- _Task description_
Report every line of the records that contains the word "Make".

- _Records for the exercise_
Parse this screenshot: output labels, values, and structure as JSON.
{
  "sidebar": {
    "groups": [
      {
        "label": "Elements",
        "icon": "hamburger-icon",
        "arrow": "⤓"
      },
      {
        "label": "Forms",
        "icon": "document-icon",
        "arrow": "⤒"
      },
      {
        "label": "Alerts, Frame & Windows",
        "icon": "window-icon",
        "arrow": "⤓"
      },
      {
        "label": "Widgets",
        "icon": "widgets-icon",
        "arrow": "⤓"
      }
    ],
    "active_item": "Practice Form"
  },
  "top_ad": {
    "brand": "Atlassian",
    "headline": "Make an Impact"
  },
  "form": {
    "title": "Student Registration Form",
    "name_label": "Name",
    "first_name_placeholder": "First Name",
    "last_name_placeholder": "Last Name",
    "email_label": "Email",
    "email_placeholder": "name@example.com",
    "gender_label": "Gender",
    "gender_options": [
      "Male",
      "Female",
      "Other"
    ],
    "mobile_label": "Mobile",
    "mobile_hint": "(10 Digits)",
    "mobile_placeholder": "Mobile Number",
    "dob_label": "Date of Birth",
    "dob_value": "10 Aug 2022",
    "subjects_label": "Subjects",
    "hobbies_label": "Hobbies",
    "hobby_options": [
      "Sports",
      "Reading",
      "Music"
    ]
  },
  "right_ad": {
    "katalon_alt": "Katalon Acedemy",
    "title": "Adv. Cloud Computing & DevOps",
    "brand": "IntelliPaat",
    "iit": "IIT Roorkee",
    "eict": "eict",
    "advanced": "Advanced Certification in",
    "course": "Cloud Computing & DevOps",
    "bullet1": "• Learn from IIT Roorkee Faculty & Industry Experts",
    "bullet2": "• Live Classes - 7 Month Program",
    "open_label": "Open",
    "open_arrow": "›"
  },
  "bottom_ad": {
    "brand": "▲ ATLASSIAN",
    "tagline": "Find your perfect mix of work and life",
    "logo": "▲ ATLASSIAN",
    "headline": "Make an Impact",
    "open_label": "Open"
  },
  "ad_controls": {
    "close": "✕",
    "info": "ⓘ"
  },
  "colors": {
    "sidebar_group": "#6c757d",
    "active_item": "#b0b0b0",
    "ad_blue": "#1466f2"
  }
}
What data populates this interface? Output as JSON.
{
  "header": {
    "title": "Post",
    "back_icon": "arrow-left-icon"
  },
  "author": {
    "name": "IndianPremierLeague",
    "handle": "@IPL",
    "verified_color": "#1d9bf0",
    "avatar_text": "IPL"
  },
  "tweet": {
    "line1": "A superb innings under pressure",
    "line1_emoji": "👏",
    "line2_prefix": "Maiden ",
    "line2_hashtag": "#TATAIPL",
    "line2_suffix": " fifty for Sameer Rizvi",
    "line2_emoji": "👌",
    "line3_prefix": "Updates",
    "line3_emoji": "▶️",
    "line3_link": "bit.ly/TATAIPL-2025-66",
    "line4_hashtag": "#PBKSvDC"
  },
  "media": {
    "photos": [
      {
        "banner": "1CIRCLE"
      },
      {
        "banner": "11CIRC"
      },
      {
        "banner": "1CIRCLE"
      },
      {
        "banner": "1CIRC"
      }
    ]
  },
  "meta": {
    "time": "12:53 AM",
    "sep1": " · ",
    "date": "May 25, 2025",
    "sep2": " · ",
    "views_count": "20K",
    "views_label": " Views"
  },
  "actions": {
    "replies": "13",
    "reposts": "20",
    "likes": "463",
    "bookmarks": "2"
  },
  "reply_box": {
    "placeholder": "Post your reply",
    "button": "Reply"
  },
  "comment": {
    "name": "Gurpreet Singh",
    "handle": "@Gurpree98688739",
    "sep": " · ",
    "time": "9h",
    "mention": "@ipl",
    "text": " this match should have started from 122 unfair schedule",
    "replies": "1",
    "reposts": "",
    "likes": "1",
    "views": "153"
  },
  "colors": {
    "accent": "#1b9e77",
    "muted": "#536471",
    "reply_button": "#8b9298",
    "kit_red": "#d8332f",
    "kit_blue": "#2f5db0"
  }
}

- _Solution to this task_
    "headline": "Make an Impact"
    "headline": "Make an Impact",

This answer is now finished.